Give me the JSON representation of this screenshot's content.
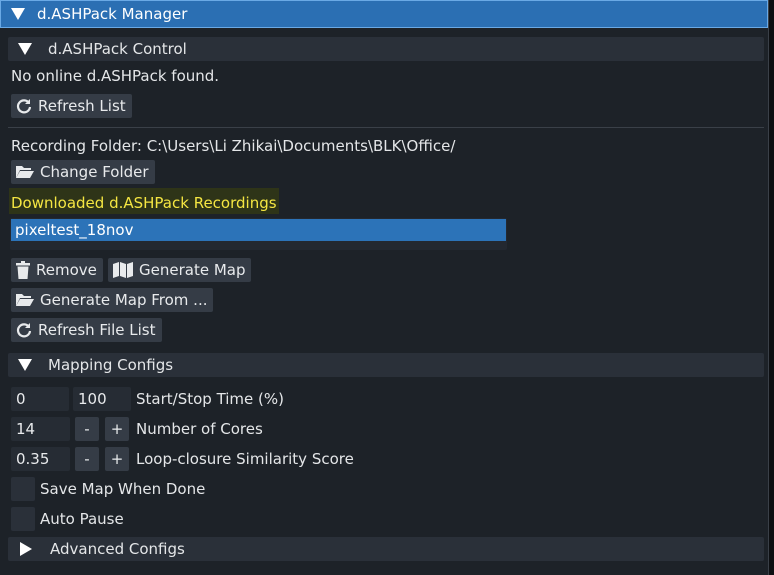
{
  "window": {
    "title": "d.ASHPack Manager"
  },
  "control": {
    "header": "d.ASHPack Control",
    "status": "No online d.ASHPack found.",
    "refresh_list": "Refresh List"
  },
  "recording": {
    "folder_label": "Recording Folder: C:\\Users\\Li Zhikai\\Documents\\BLK\\Office/",
    "change_folder": "Change Folder",
    "downloaded_title": "Downloaded d.ASHPack Recordings",
    "files": [
      "pixeltest_18nov"
    ],
    "remove": "Remove",
    "generate_map": "Generate Map",
    "generate_map_from": "Generate Map From ...",
    "refresh_file_list": "Refresh File List"
  },
  "mapping": {
    "header": "Mapping Configs",
    "start_time": "0",
    "stop_time": "100",
    "start_stop_label": "Start/Stop Time (%)",
    "cores_value": "14",
    "cores_label": "Number of Cores",
    "similarity_value": "0.35",
    "similarity_label": "Loop-closure Similarity Score",
    "minus": "-",
    "plus": "+",
    "save_map_label": "Save Map When Done",
    "auto_pause_label": "Auto Pause"
  },
  "advanced": {
    "header": "Advanced Configs"
  },
  "colors": {
    "titlebar": "#2b6fb3",
    "selection": "#2c73b8",
    "highlight_text": "#f5e642"
  },
  "icons": [
    "chevron-down-icon",
    "chevron-right-icon",
    "refresh-icon",
    "folder-open-icon",
    "trash-icon",
    "map-icon"
  ]
}
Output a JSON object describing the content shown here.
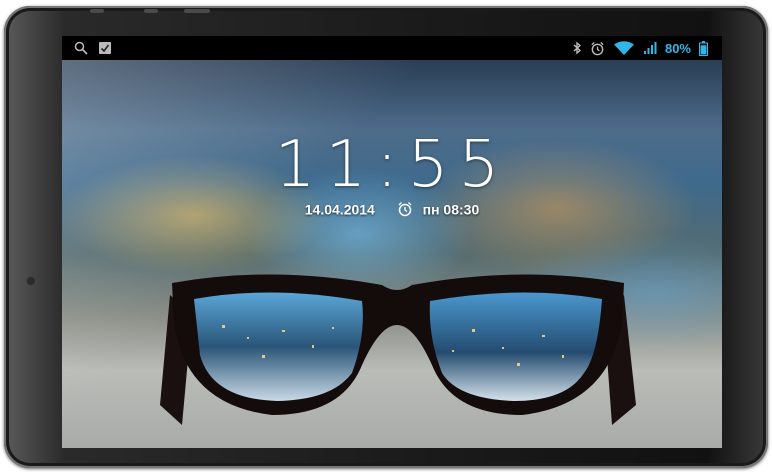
{
  "status_bar": {
    "left_icons": [
      "search-icon",
      "checkbox-icon"
    ],
    "right_icons": [
      "bluetooth-icon",
      "alarm-icon",
      "wifi-icon",
      "signal-icon"
    ],
    "battery_percent_label": "80%",
    "battery_level": 0.8
  },
  "lock_screen": {
    "time": "11:55",
    "date": "14.04.2014",
    "alarm": "пн 08:30"
  },
  "colors": {
    "accent": "#33b5e5",
    "frame": "#1c1c1c"
  }
}
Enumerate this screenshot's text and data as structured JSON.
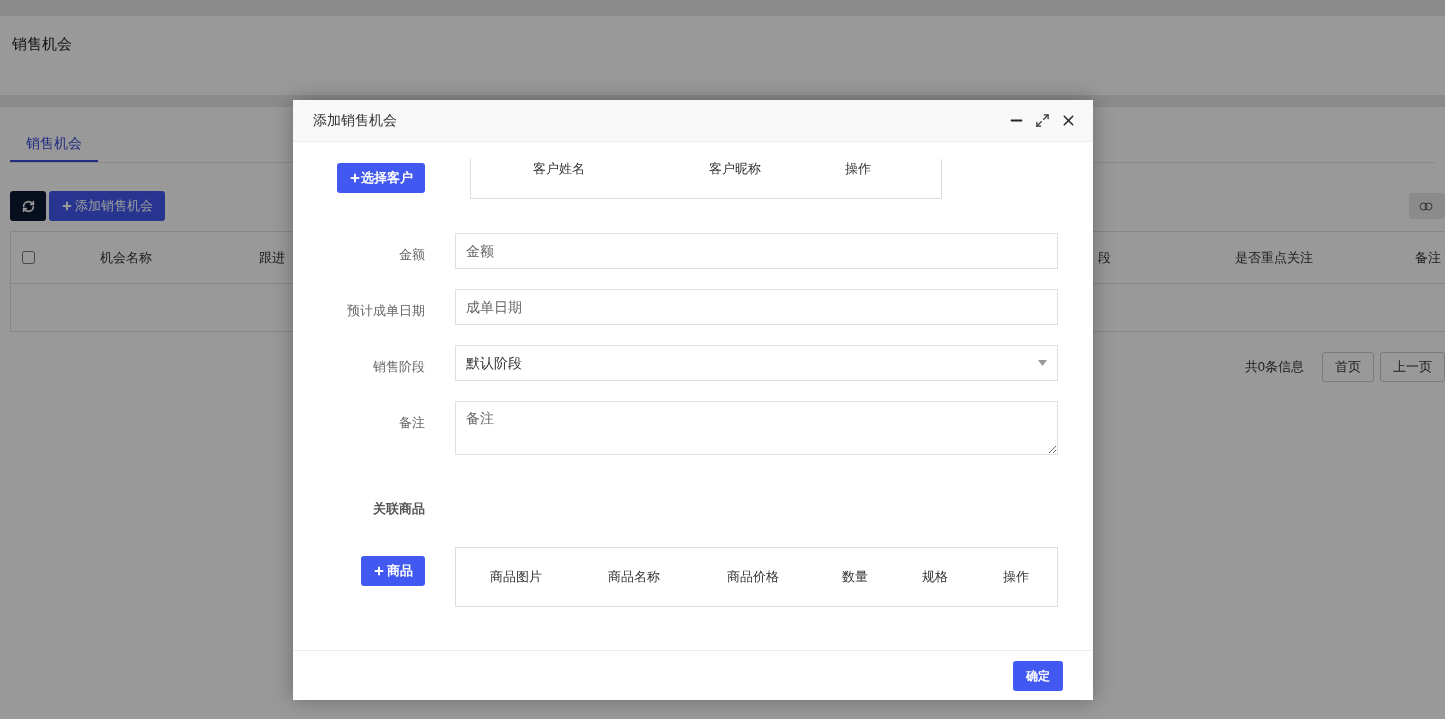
{
  "page_header": {
    "title": "销售机会"
  },
  "tabs": [
    {
      "label": "销售机会",
      "selected": true
    }
  ],
  "toolbar": {
    "add_button": "添加销售机会"
  },
  "table": {
    "select_all_checked": false,
    "columns": [
      "机会名称",
      "跟进",
      "段",
      "是否重点关注",
      "备注"
    ]
  },
  "pagination": {
    "summary": "共0条信息",
    "buttons": [
      "首页",
      "上一页"
    ]
  },
  "dialog": {
    "title": "添加销售机会",
    "select_customer_button": "选择客户",
    "customer_columns": [
      "客户姓名",
      "客户昵称",
      "操作"
    ],
    "fields": [
      {
        "label": "金额",
        "kind": "input",
        "placeholder": "金额"
      },
      {
        "label": "预计成单日期",
        "kind": "input",
        "placeholder": "成单日期"
      },
      {
        "label": "销售阶段",
        "kind": "select",
        "value": "默认阶段"
      },
      {
        "label": "备注",
        "kind": "textarea",
        "placeholder": "备注"
      }
    ],
    "products_label": "关联商品",
    "product_button": "商品",
    "product_columns": [
      "商品图片",
      "商品名称",
      "商品价格",
      "数量",
      "规格",
      "操作"
    ],
    "confirm_button": "确定"
  }
}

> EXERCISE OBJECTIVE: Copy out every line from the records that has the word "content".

> ANSWER SPACE:
Give me the JSON representation of this screenshot's content.
Output a JSON object describing the content shown here.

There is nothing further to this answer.